Each year on Bastille Day (July 14th) the alley is packed especially tight for celebration of the French anniversary of the start of the revolution which eventually removed their monarchy.
Claude Lane, off Sutter between Kearny and Grant also participates in this annual festival.
If you've ever wondered what Christmas time is like in San Francisco. Well, here's an isolated J-town aurora borealis of sorts on land. SF lights up. No, it's nothing as pretty as Hong Kong's Neon lights, but it's still refreshing to see as you walk the lonely SF Streets. It's a bit like Gotham City here at night in the winter time. Everyone's inside eating, watching movies, or even working.
It's not lively in a grandiose way like NY. SF has pockets of nightlife scattered about on Lombard Street, the Castro, Noe Valley, Potrero Hill, South of Market, Union Street, and Fisherman's Wharf.
I took this picture next to Denny's in San Francisco's Japantown. Us locals call it "J-town."
What is “earthquake weather?”
You’ll notice if you’re in the city on a certain rare kind of day that some people will bring up the subject of earthquake weather. Earthquake weather is typically an unseasonably hot, slightly humid day with an overcast sky... but also an unnatural, eerie stillness to the air.

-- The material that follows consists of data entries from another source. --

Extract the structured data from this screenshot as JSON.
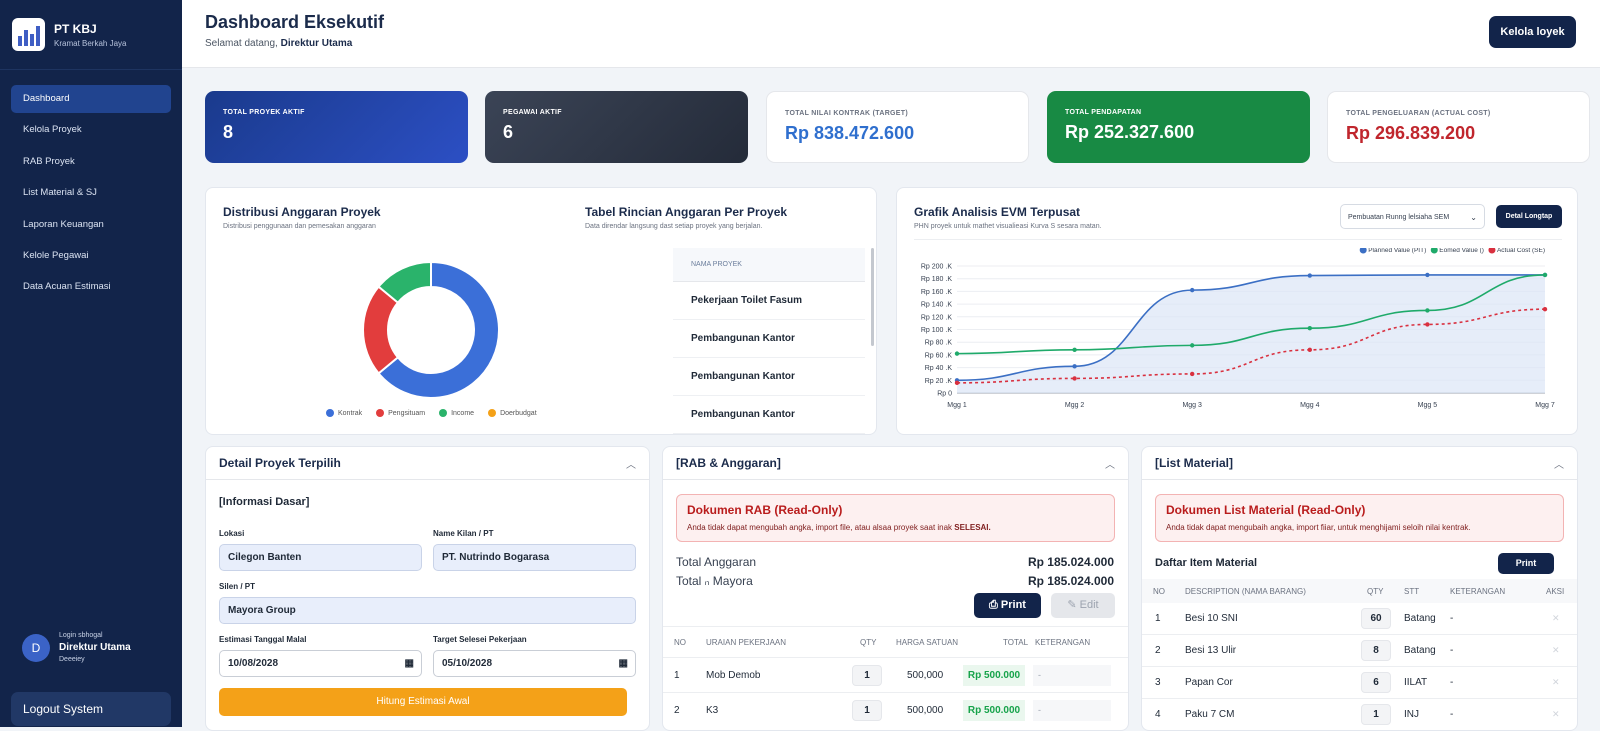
{
  "brand": {
    "name": "PT KBJ",
    "tagline": "Kramat Berkah Jaya"
  },
  "nav": [
    "Dashboard",
    "Kelola Proyek",
    "RAB Proyek",
    "List Material & SJ",
    "Laporan Keuangan",
    "Kelole Pegawai",
    "Data Acuan Estimasi"
  ],
  "user": {
    "initial": "D",
    "login_label": "Login sbhogal",
    "name": "Direktur Utama",
    "role": "Deeeiey"
  },
  "logout": "Logout System",
  "header": {
    "title": "Dashboard Eksekutif",
    "welcome": "Selamat datang,",
    "welcome_name": "Direktur Utama",
    "button": "Kelola loyek"
  },
  "kpis": [
    {
      "label": "TOTAL PROYEK AKTIF",
      "value": "8"
    },
    {
      "label": "PEGAWAI AKTIF",
      "value": "6"
    },
    {
      "label": "TOTAL NILAI KONTRAK (TARGET)",
      "value": "Rp 838.472.600"
    },
    {
      "label": "TOTAL PENDAPATAN",
      "value": "Rp 252.327.600"
    },
    {
      "label": "TOTAL PENGELUARAN (ACTUAL COST)",
      "value": "Rp 296.839.200"
    }
  ],
  "colors": {
    "navy": "#12244a",
    "blue": "#3b6fd8",
    "red": "#e23d3d",
    "green": "#2ab36b",
    "orange": "#f4a118"
  },
  "distribusi": {
    "title": "Distribusi Anggaran Proyek",
    "subtitle": "Distribusi penggunaan dan pemesakan anggaran",
    "chart_data": {
      "type": "pie",
      "labels": [
        "Kontrak",
        "Pengsituam",
        "Income",
        "Doerbudgat"
      ],
      "values": [
        64,
        22,
        14,
        0
      ],
      "colors": [
        "#3b6fd8",
        "#e23d3d",
        "#2ab36b",
        "#f4a118"
      ],
      "legend": "bottom"
    }
  },
  "tabel": {
    "title": "Tabel Rincian Anggaran Per Proyek",
    "subtitle": "Data direndar langsung dast setiap proyek yang berjalan.",
    "header": "NAMA PROYEK",
    "rows": [
      "Pekerjaan Toilet Fasum",
      "Pembangunan Kantor",
      "Pembangunan Kantor",
      "Pembangunan Kantor"
    ]
  },
  "evm": {
    "title": "Grafik Analisis EVM Terpusat",
    "subtitle": "PHN proyek untuk mathet visualieasi Kurva S sesara matan.",
    "select": "Pembuatan Runng lelsiaha SEM",
    "button": "Detal Longtap",
    "chart_data": {
      "type": "line",
      "x": [
        "Mgg 1",
        "Mgg 2",
        "Mgg 3",
        "Mgg 4",
        "Mgg 5",
        "Mgg 7"
      ],
      "yticks": [
        "Rp 0",
        "Rp 20 .K",
        "Rp 40 .K",
        "Rp 60 .K",
        "Rp 80 .K",
        "Rp 100 .K",
        "Rp 120 .K",
        "Rp 140 .K",
        "Rp 160 .K",
        "Rp 180 .K",
        "Rp 200 .K"
      ],
      "ylim": [
        0,
        200
      ],
      "series": [
        {
          "name": "Planned Value (PIT)",
          "color": "#3b6fc4",
          "values": [
            20,
            42,
            162,
            185,
            186,
            186
          ]
        },
        {
          "name": "Eomed Value ()",
          "color": "#1faa6a",
          "values": [
            62,
            68,
            75,
            102,
            130,
            186
          ]
        },
        {
          "name": "Actual Cost (SE)",
          "color": "#d9303f",
          "values": [
            16,
            23,
            30,
            68,
            108,
            132
          ]
        }
      ],
      "legend": "top-right"
    }
  },
  "detail": {
    "title": "Detail Proyek Terpilih",
    "section": "[Informasi Dasar]",
    "lokasi_label": "Lokasi",
    "lokasi": "Cilegon Banten",
    "klien_label": "Name Kilan / PT",
    "klien": "PT. Nutrindo Bogarasa",
    "silen_label": "Silen / PT",
    "silen": "Mayora Group",
    "mulai_label": "Estimasi Tanggal Malal",
    "mulai": "10/08/2028",
    "target_label": "Target Selesei Pekerjaan",
    "target": "05/10/2028",
    "button": "Hitung Estimasi Awal"
  },
  "rab": {
    "title": "[RAB & Anggaran]",
    "alert_title": "Dokumen RAB (Read-Only)",
    "alert_body": "Anda tidak dapat mengubah angka, import file, atau alsaa proyek saat inak",
    "alert_bold": "SELESAI.",
    "total_label": "Total Anggaran",
    "total_value": "Rp 185.024.000",
    "mayora_label": "Total ₙ Mayora",
    "mayora_value": "Rp 185.024.000",
    "print": "Print",
    "edit": "Edit",
    "headers": [
      "NO",
      "URAIAN PEKERJAAN",
      "QTY",
      "HARGA SATUAN",
      "TOTAL",
      "KETERANGAN"
    ],
    "rows": [
      {
        "no": "1",
        "uraian": "Mob Demob",
        "qty": "1",
        "harga": "500,000",
        "total": "Rp 500.000",
        "ket": "-"
      },
      {
        "no": "2",
        "uraian": "K3",
        "qty": "1",
        "harga": "500,000",
        "total": "Rp 500.000",
        "ket": "-"
      }
    ]
  },
  "material": {
    "title": "[List Material]",
    "alert_title": "Dokumen List Material (Read-Only)",
    "alert_body": "Anda tidak dapat mengubaih angka, import fiiar, untuk menghijami seloih nilai kentrak.",
    "list_title": "Daftar Item Material",
    "print": "Print",
    "headers": [
      "NO",
      "DESCRIPTION (NAMA BARANG)",
      "QTY",
      "STT",
      "KETERANGAN",
      "AKSI"
    ],
    "rows": [
      {
        "no": "1",
        "desc": "Besi 10 SNI",
        "qty": "60",
        "stt": "Batang",
        "ket": "-"
      },
      {
        "no": "2",
        "desc": "Besi 13 Ulir",
        "qty": "8",
        "stt": "Batang",
        "ket": "-"
      },
      {
        "no": "3",
        "desc": "Papan Cor",
        "qty": "6",
        "stt": "IILAT",
        "ket": "-"
      },
      {
        "no": "4",
        "desc": "Paku 7 CM",
        "qty": "1",
        "stt": "INJ",
        "ket": "-"
      }
    ]
  }
}
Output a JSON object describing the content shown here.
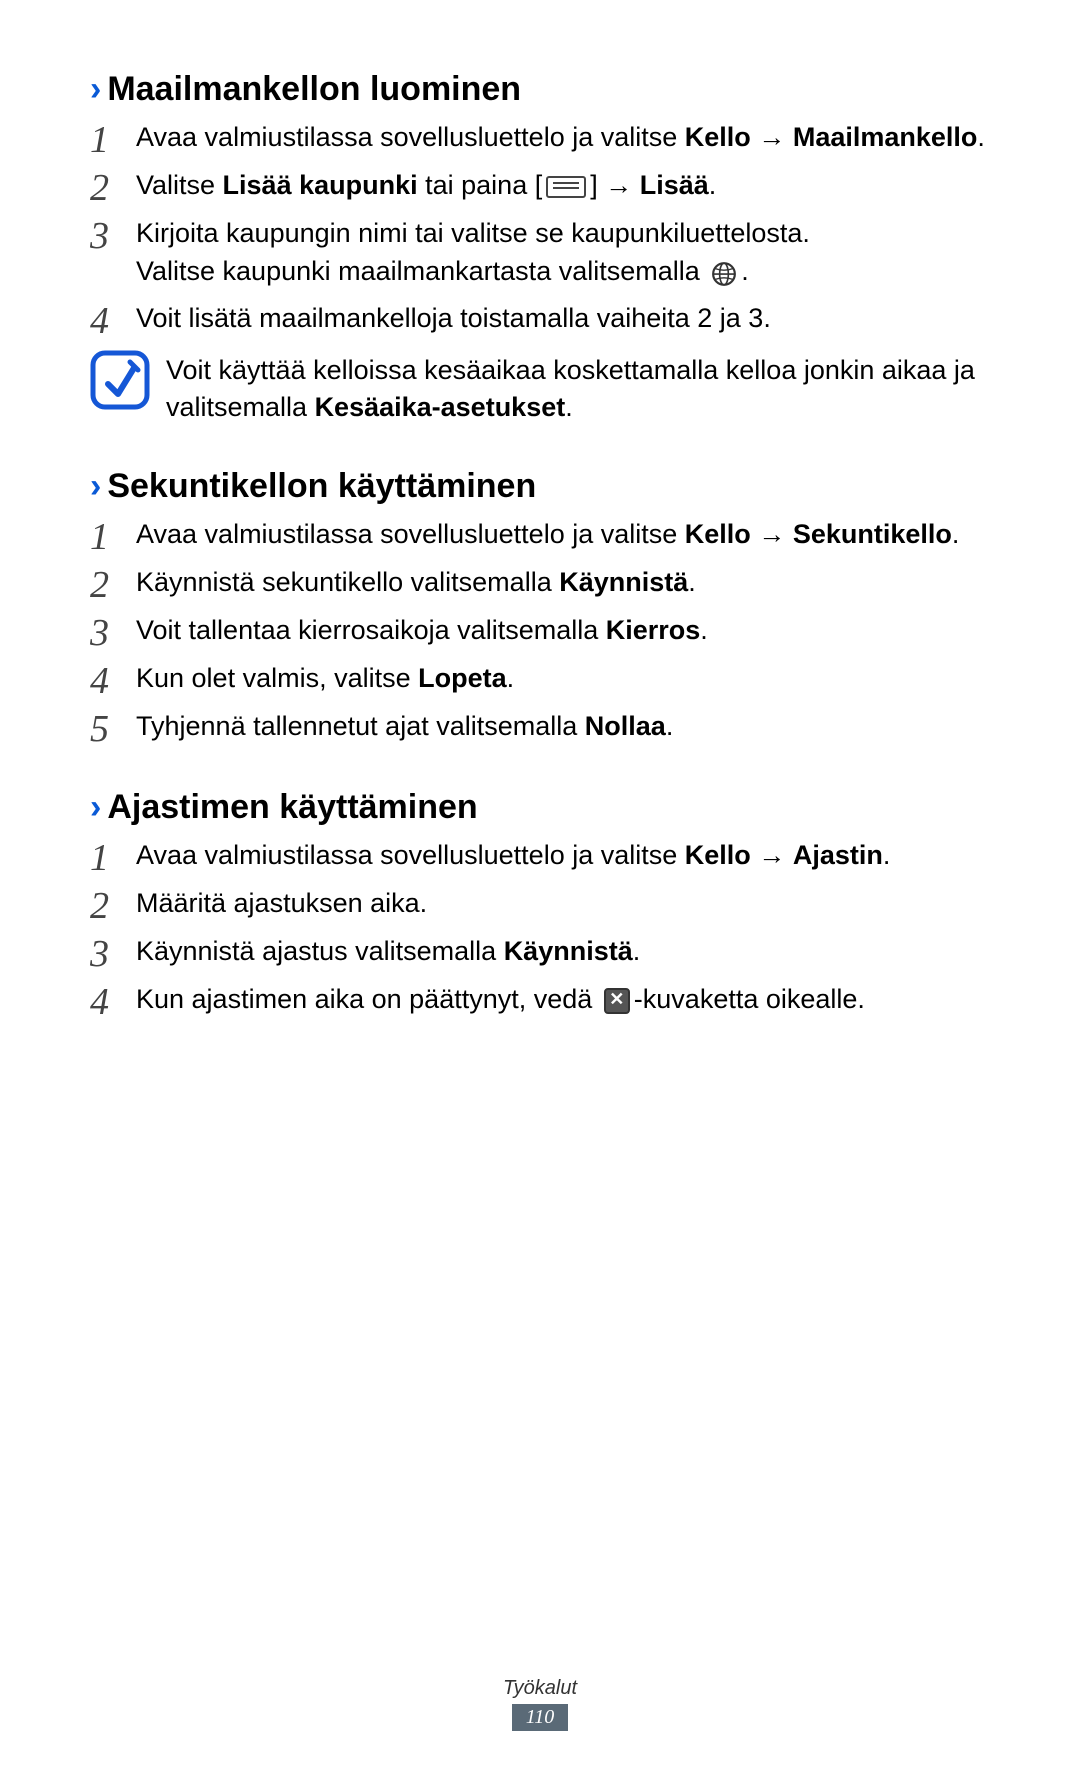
{
  "sections": [
    {
      "chevron": "›",
      "title": "Maailmankellon luominen",
      "steps": [
        {
          "num": "1",
          "pre": "Avaa valmiustilassa sovellusluettelo ja valitse ",
          "b1": "Kello",
          "mid": " ",
          "arrow1": "→",
          "post1": " ",
          "b2": "Maailmankello",
          "tail": "."
        },
        {
          "num": "2",
          "pre": "Valitse ",
          "b1": "Lisää kaupunki",
          "mid": " tai paina [",
          "icon": "menu",
          "post1": "] ",
          "arrow1": "→",
          "post2": " ",
          "b2": "Lisää",
          "tail": "."
        },
        {
          "num": "3",
          "line1": "Kirjoita kaupungin nimi tai valitse se kaupunkiluettelosta.",
          "line2pre": "Valitse kaupunki maailmankartasta valitsemalla ",
          "icon": "globe",
          "line2tail": "."
        },
        {
          "num": "4",
          "plain": "Voit lisätä maailmankelloja toistamalla vaiheita 2 ja 3."
        }
      ],
      "note": {
        "pre": "Voit käyttää kelloissa kesäaikaa koskettamalla kelloa jonkin aikaa ja valitsemalla ",
        "b": "Kesäaika-asetukset",
        "tail": "."
      }
    },
    {
      "chevron": "›",
      "title": "Sekuntikellon käyttäminen",
      "steps": [
        {
          "num": "1",
          "pre": "Avaa valmiustilassa sovellusluettelo ja valitse ",
          "b1": "Kello",
          "mid": " ",
          "arrow1": "→",
          "post1": " ",
          "b2": "Sekuntikello",
          "tail": "."
        },
        {
          "num": "2",
          "pre": "Käynnistä sekuntikello valitsemalla ",
          "b1": "Käynnistä",
          "tail": "."
        },
        {
          "num": "3",
          "pre": "Voit tallentaa kierrosaikoja valitsemalla ",
          "b1": "Kierros",
          "tail": "."
        },
        {
          "num": "4",
          "pre": "Kun olet valmis, valitse ",
          "b1": "Lopeta",
          "tail": "."
        },
        {
          "num": "5",
          "pre": "Tyhjennä tallennetut ajat valitsemalla ",
          "b1": "Nollaa",
          "tail": "."
        }
      ]
    },
    {
      "chevron": "›",
      "title": "Ajastimen käyttäminen",
      "steps": [
        {
          "num": "1",
          "pre": "Avaa valmiustilassa sovellusluettelo ja valitse ",
          "b1": "Kello",
          "mid": " ",
          "arrow1": "→",
          "post1": " ",
          "b2": "Ajastin",
          "tail": "."
        },
        {
          "num": "2",
          "plain": "Määritä ajastuksen aika."
        },
        {
          "num": "3",
          "pre": "Käynnistä ajastus valitsemalla ",
          "b1": "Käynnistä",
          "tail": "."
        },
        {
          "num": "4",
          "pre": "Kun ajastimen aika on päättynyt, vedä ",
          "icon": "x",
          "tail": "-kuvaketta oikealle."
        }
      ]
    }
  ],
  "footer": {
    "label": "Työkalut",
    "page": "110"
  }
}
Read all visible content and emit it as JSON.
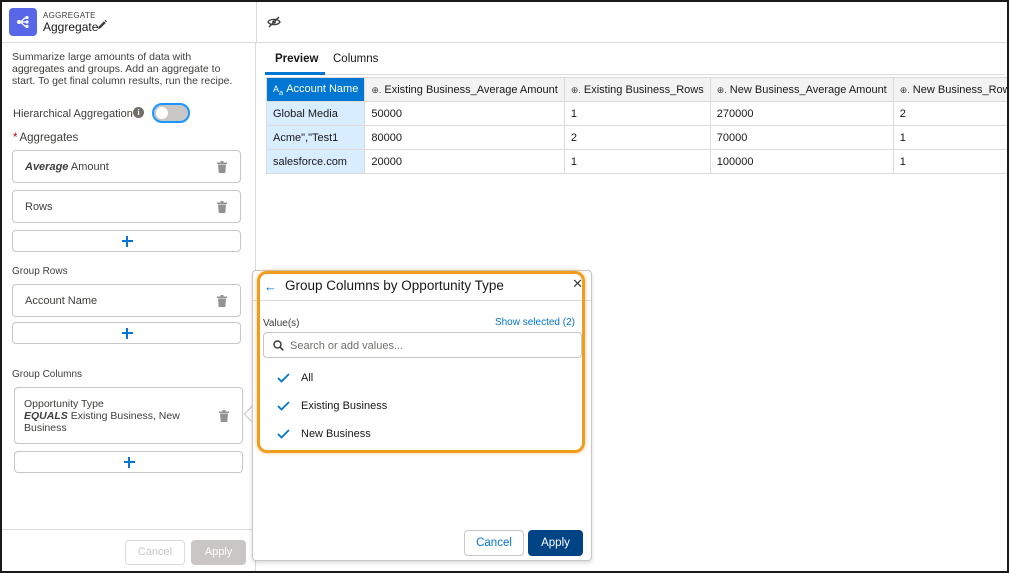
{
  "header": {
    "kicker": "AGGREGATE",
    "title": "Aggregate"
  },
  "left": {
    "description": "Summarize large amounts of data with aggregates and groups. Add an aggregate to start. To get final column results, run the recipe.",
    "hierarchical_label": "Hierarchical Aggregation",
    "hierarchical_enabled": false,
    "aggregates_label": "Aggregates",
    "required_mark": "*",
    "aggregates": [
      {
        "func": "Average",
        "field": "Amount"
      },
      {
        "func": "",
        "field": "Rows"
      }
    ],
    "group_rows_label": "Group Rows",
    "group_rows": [
      "Account Name"
    ],
    "group_columns_label": "Group Columns",
    "group_column": {
      "field": "Opportunity Type",
      "operator": "EQUALS",
      "values": "Existing Business, New Business"
    },
    "cancel_label": "Cancel",
    "apply_label": "Apply"
  },
  "preview": {
    "tabs": [
      "Preview",
      "Columns"
    ],
    "active_tab": "Preview",
    "columns": [
      "Account Name",
      "Existing Business_Average Amount",
      "Existing Business_Rows",
      "New Business_Average Amount",
      "New Business_Rows"
    ],
    "rows": [
      [
        "Global Media",
        "50000",
        "1",
        "270000",
        "2"
      ],
      [
        "Acme\",\"Test1",
        "80000",
        "2",
        "70000",
        "1"
      ],
      [
        "salesforce.com",
        "20000",
        "1",
        "100000",
        "1"
      ]
    ]
  },
  "popover": {
    "title": "Group Columns by Opportunity Type",
    "values_label": "Value(s)",
    "show_selected": "Show selected (2)",
    "search_placeholder": "Search or add values...",
    "options": [
      {
        "label": "All",
        "checked": true
      },
      {
        "label": "Existing Business",
        "checked": true
      },
      {
        "label": "New Business",
        "checked": true
      }
    ],
    "cancel_label": "Cancel",
    "apply_label": "Apply"
  },
  "colors": {
    "brand_blue": "#0176d3",
    "apply_blue": "#014486",
    "highlight_orange": "#f09c1f",
    "app_icon": "#5867e8",
    "key_column_bg": "#d8edff"
  }
}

Although we San Franciscans like to believe we invented the idea, it is an old theory... VERY old. In the 4th Century B.C., the Greek philosopher Aristotle proposed that earthquakes were caused by winds trapped in subterranean caves. Small tremors were thought to be caused by air pushing on cavern roofs, and large ones by the air breaking the surface. This theory led to a belief in earthquake weather, that - because a large amount of air was trapped underground - the weather would be hot and calm before an earthquake. (from the Wikipedia page on Earthquake Weather).
Now, living in the SF Bay Area for all of my 44 years, I can tell you there’s no such thing as earthquake weather. On the other hand... anyone who lived through the “Pretty Big One” on October 17th, 1989 will also no doubt remember that the quake was preceded by classic earthquake weather!
Here's the latest place-to-be in the Bay Area. A great day away for us San Franciscans will always be Napa. And here's the latest, getting rave reviews.
If you come to San Francisco during the Spring or Summer, you will definitely run into a fair. From the North Beach Festival (Italian District filled with Italian restaurants and cafes), Fleet Week, Jazz Festival, Union Street Faire, Stern Grove Festival to the crazy, risque Folsom Street Fair...the list goes on and on. There's pretty much some event going on in a section of San Francisco even if it isn't spring or summer, like Halloween in Castro or the Exotic/Erotic Ball.